Even with my monarch losses, there are still Monarch butterflies hatching in the garden.
Another miracle of nature right outside my front door.
Today was hatching day for a monarch butterfly in my yard. Yesterday’s post showed the beautiful chrysalis and today started out much the same, but by noon we had a new butterfly out in the garden.
It's almost time!!!
I kept watch for the hatching, but ultimately missed the big event. It happened pretty quickly, inside a half hour.
The new butterfly spent a few hours resting and drying out its wings.
A bed of lemon balm to rest and spread wings
The detail of the butterfly wings is stunning! A work of art.
Butterfly wings up close
Out on the milkweed a new generation is munching away. Hopefully, I’ll have a continuous cycle of caterpillars, chrysalis’ and butterflies in the yard.
The next generation
In the big picture it was just a blip, but it was a big deal for me!
All this happened in my front yard yesterday. A very interesting weather pattern rolled through here today and by mid-morning lightning was striking close by every few minutes, followed immediately by growling, cracking and rolling thunder. Rain fell sporadically in big, ploppy drops, enough to give a nice drink to the garden. After listening from my desk for awhile, I couldn’t stand it anymore and had to go stand out in the garden in the middle of the action.
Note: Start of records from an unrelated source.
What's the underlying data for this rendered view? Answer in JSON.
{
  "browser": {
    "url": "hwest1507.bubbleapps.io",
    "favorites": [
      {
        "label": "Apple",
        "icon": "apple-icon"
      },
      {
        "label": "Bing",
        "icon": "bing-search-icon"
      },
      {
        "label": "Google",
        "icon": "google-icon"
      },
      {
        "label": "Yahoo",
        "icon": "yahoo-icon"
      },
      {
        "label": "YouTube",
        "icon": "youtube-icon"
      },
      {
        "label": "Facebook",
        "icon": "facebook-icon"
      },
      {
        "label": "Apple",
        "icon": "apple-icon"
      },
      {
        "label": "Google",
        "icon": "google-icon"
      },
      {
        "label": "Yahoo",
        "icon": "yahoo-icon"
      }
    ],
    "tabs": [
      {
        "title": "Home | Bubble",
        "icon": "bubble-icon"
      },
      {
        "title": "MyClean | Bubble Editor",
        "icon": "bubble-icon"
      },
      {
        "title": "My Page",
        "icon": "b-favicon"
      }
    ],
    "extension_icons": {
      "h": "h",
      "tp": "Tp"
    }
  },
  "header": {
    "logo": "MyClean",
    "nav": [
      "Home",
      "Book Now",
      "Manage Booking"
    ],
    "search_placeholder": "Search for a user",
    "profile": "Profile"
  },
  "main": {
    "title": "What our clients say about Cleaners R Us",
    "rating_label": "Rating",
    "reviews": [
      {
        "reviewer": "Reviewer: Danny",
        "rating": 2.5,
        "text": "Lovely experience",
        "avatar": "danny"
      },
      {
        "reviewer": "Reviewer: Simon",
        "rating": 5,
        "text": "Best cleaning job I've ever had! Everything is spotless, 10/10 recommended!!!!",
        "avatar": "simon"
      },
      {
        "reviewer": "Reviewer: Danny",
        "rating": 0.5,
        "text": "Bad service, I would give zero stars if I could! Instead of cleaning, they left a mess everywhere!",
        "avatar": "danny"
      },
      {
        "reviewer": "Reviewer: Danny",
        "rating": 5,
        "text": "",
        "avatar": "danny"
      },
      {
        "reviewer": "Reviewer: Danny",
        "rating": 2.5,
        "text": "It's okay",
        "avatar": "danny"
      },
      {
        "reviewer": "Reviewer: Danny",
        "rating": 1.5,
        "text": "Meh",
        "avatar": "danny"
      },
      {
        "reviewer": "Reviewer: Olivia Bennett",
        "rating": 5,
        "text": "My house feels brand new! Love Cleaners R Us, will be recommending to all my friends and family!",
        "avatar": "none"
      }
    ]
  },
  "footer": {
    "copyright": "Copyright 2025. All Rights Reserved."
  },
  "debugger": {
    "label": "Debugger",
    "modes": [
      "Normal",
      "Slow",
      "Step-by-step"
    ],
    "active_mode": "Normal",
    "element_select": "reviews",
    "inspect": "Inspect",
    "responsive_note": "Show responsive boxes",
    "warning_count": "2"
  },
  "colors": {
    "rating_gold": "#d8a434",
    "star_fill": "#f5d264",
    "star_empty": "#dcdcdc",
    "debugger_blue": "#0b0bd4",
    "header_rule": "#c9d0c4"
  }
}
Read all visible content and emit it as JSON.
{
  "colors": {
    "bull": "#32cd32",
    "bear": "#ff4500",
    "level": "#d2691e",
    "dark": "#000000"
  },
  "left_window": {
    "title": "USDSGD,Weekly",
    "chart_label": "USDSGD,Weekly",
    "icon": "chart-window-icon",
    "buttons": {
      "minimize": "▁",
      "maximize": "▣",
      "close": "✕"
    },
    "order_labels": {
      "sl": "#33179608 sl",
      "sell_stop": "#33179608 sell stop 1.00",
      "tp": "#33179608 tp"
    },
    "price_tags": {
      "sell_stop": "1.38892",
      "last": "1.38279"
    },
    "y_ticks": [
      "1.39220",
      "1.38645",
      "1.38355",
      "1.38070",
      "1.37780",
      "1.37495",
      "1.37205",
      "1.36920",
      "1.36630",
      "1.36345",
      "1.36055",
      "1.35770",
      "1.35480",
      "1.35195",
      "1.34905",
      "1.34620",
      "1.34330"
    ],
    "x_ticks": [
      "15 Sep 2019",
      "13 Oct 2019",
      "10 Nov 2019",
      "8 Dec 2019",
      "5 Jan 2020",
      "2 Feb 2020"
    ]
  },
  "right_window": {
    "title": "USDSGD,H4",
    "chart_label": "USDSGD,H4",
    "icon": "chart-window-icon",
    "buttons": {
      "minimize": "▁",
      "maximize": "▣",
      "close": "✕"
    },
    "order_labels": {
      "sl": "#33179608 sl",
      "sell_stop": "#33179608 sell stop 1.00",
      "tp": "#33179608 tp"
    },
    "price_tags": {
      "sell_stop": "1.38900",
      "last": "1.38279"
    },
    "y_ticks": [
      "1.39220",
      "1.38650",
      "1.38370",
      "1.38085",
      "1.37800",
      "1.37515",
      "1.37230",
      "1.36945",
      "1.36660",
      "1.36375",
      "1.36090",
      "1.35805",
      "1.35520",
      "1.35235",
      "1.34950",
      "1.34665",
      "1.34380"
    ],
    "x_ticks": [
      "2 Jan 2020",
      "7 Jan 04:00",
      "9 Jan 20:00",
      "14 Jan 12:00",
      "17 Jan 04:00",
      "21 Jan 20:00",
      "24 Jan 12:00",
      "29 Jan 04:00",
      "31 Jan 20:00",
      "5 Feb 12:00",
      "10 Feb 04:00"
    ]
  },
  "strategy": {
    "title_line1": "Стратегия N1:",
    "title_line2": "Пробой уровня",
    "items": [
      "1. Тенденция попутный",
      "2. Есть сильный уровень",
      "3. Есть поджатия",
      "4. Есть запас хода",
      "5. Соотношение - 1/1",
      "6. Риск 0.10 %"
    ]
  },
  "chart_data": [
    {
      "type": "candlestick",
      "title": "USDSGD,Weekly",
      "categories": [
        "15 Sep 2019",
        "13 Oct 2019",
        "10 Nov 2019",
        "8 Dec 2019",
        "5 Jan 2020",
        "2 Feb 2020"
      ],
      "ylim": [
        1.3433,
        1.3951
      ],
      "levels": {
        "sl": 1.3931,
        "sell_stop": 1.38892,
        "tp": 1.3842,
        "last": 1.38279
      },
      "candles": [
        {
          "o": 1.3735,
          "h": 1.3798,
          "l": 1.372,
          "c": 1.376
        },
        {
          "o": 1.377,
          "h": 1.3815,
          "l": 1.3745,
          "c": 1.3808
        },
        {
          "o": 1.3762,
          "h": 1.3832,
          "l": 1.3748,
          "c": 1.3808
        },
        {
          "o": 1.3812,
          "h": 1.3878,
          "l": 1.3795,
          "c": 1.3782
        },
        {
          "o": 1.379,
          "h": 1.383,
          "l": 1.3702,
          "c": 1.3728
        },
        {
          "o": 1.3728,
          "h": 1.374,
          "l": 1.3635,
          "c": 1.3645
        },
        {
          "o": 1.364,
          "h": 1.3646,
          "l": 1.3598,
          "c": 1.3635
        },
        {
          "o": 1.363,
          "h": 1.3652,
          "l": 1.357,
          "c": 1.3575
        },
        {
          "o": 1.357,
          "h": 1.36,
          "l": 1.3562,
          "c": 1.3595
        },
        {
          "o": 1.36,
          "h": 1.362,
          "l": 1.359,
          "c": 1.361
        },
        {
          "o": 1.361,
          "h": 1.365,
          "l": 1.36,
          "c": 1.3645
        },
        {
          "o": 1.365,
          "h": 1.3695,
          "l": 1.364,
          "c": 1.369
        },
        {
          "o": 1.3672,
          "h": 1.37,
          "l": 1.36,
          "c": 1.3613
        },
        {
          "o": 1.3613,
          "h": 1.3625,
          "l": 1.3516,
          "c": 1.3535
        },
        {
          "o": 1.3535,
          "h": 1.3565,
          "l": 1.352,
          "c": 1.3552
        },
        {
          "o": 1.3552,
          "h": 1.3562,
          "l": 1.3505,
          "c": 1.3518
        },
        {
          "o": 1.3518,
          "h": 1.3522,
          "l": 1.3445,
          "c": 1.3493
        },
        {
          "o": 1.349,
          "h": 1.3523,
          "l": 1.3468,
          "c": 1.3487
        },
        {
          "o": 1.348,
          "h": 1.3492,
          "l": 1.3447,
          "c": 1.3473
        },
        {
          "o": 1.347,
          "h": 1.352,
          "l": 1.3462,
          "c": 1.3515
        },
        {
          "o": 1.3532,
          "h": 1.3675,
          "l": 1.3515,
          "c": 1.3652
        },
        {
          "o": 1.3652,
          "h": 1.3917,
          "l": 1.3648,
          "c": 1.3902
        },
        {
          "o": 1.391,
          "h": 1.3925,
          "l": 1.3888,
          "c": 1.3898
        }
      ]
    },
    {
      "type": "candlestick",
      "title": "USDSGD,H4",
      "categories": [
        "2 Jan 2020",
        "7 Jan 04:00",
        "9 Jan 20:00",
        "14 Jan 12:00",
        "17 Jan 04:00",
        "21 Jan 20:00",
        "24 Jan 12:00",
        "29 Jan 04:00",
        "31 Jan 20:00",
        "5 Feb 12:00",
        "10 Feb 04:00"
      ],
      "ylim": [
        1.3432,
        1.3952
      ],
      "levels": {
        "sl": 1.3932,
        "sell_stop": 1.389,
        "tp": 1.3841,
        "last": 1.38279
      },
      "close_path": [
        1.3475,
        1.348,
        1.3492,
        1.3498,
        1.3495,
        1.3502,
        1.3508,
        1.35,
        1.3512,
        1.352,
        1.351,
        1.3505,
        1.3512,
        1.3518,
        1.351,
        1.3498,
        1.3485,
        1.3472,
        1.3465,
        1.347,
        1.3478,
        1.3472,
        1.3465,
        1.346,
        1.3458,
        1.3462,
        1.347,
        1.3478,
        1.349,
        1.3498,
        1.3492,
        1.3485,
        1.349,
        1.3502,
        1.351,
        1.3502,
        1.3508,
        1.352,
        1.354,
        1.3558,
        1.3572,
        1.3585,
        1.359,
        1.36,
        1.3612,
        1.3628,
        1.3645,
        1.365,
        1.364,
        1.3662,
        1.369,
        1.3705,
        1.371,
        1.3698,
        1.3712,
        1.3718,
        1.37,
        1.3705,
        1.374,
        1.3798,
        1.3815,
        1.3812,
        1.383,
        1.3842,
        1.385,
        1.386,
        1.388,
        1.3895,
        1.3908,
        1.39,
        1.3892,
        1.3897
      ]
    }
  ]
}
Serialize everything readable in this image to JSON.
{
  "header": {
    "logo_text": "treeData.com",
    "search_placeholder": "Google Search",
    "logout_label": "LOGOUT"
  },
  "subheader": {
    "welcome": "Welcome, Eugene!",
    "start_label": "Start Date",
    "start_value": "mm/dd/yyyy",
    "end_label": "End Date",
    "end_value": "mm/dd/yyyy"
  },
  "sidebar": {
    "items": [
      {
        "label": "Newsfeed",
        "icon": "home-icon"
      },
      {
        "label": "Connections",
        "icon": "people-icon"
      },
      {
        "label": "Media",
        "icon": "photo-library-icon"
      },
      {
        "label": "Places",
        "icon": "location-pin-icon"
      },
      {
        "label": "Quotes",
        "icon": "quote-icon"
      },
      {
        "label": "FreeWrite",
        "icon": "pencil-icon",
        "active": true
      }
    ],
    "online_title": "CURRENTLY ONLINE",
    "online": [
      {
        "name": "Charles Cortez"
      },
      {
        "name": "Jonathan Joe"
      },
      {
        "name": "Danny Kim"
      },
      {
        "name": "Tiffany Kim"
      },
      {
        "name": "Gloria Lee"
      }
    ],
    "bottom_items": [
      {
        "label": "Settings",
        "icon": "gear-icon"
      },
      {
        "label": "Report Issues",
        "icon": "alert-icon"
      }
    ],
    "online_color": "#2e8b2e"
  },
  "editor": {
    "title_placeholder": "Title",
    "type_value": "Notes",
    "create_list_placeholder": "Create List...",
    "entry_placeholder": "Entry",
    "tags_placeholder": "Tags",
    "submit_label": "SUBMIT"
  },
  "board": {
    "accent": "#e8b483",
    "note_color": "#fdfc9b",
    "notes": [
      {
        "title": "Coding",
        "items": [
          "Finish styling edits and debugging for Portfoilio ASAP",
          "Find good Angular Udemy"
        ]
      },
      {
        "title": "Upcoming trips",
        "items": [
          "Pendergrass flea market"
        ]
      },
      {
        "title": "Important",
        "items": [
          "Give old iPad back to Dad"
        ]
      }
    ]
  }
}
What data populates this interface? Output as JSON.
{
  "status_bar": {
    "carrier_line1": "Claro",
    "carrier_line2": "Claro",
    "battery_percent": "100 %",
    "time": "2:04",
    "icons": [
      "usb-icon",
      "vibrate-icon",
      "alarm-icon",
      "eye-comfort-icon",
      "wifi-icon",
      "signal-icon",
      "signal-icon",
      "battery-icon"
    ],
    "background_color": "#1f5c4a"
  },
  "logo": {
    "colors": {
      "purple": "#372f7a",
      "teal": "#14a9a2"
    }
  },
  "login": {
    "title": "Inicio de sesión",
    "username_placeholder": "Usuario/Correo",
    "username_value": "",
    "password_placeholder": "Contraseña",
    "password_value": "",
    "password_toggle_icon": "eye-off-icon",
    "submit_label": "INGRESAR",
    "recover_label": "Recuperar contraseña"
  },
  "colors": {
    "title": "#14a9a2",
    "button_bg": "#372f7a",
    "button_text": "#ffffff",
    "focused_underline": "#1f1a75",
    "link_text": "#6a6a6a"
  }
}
It smelled very tropical out there, with warm humidity, flowers, and earthy smells wafting up from the light rain. The raindrops were big and ploppy, and the thunder was spectacular. It was growling (I’ve never heard that before!),cracking and rolling across the sky. I LOVED IT!!! I missed my days of living in Germany when the summer thunderstorms occurred on a regular basis. It was a real treat to have here on the last day of September.
Last week after I wrote about my milkweed being eaten up and wondered what happened to the caterpillars that were munching it. A few days later, I found a chrysalis hanging on an echeverria leaf about 8 feet away. It was like a beautful little jewel, green with a gold (yes, shiny gold) band and gold dots. Beautiful.
During the storm yesterday, I checked on the chrysalis to make sure the leaf it was hanging from hadn’t been blown over. I was surprised to find a monarch butterfly hanging next to the chrysalis! My little garden jewel hatched! It’s a miracle!
An hour later I went out to check on it and it was resting on top of my lemon balm.
And then it was gone. The whole process was done within hours and I’m sorry I wasn’t able to see it from start to finish, but a quiet, little miracle happened in my front yard and I was there.